Dennis Russell Davies is a long-standing champion of American minimalism. A close friend of Philip Glass, Russell Davies encouraged the composer to start writing orchestral music in his middle age, and premiered all but one of his subsequent symphonies. For his guest appearance with the Konzerthaus Orchestra last weekend, Russell Davies performed music by Glass and Adams alongside Bruckner’s Symphony no. 1 in C minor.

Adams’ The Chairman Dances is a companion piece to his opera Nixon in China, inspired by the image of Mao Tse-Tung dancing with his mistress Chiang Ch’ing, the future Madame Mao. Described by Adams as a “foxtrot for orchestra”, the piece sets the soaring melodies and lush harmonies of the ballroom against a propulsive minimalist orchestral backdrop. It is a rambunctious piece in which the Konzerthaus Orchestra had a whale of a time, as well as proving themselves to be a vibrant, nimble and precise ensemble.

Chad Hoopes, a 21-year-old American violinist with a prodigal talent, joined Russell Davies for Glass’ Violin Concerto no. 1. This was a brave choice of solo concerto for Hoopes’ Berlin debut. Glass’ first orchestral work is a deliberately accessible work composed for a kind of metropolitan American everyman – musically uneducated but culturally engaged. It is also a fiendishly difficult work for both soloist and ensemble.

The concerto bears the hallmarks of Glass’ classic minimalist style – repeated harmonic progressions, rhythms and arpeggios are the building blocks for interlocking musical cycles. It requires incredible clarity to hear the inner workings of the orchestral machine, but the ensemble didn’t quite click into place until the third movement, where they found a nice propulsion and steady groove. The violinist is often required to be more textural than soloistic, but Hoopes did well to keep up with the constant onslaught of rapid arpeggios. His encore, the Gigue from Bach’s Partita in E Major, was full of youthful joy.

Glass has recognised the importance of the romantic symphonists for his later orchestral writing. Bruckner stands at the very centre of this heritage. A conflicted figure – and a bit of an oddball by all accounts – he was a natural traditionalist and defender of the Germanic symphonic tradition, but also an avid disciple of Wagner, with a passion for his gargantuan and dramatic music. Bruckner’s First Symphony, not written until the composer was 42, offers glimpses of a radical, almost youthful, modernism. Bold orchestral figures are intercut with mysterious harmonically questing passages indebted to the sensuous music of his idol.

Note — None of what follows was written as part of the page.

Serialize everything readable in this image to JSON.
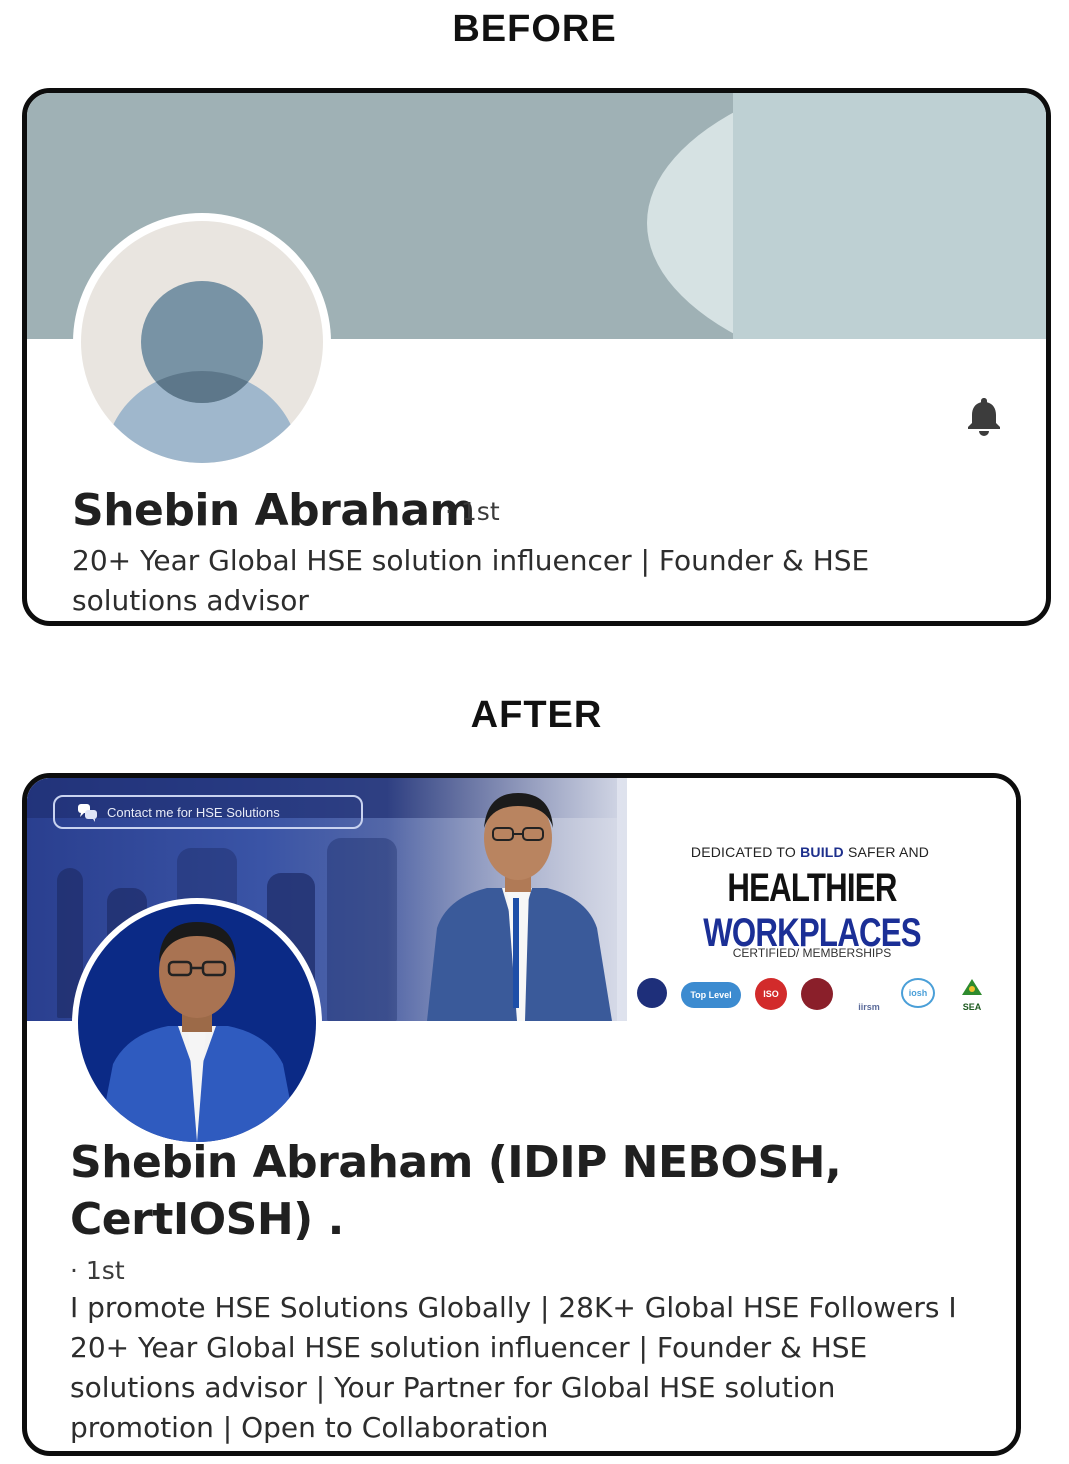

Russell Davies has an extraordinary grasp of Bruckner’s mammoth structures; since 2002, he has been chief conductor at the Bruckner Orchester Linz, a position he will leave in 2017. With the Konzerthausorchester, he built monolithic blocks of sound with bold and patient phrasing. He also harnessed the ensemble’s enthusiasm into a taut and energetic performance that exploded with fearsome power at Bruckner’s awesome climaxes. This was an exhilarating performance, borne not only from Russell Davies’ long-standing relationship with the composer’s music, but from the Konzerthausorchester’s evident passion for the work.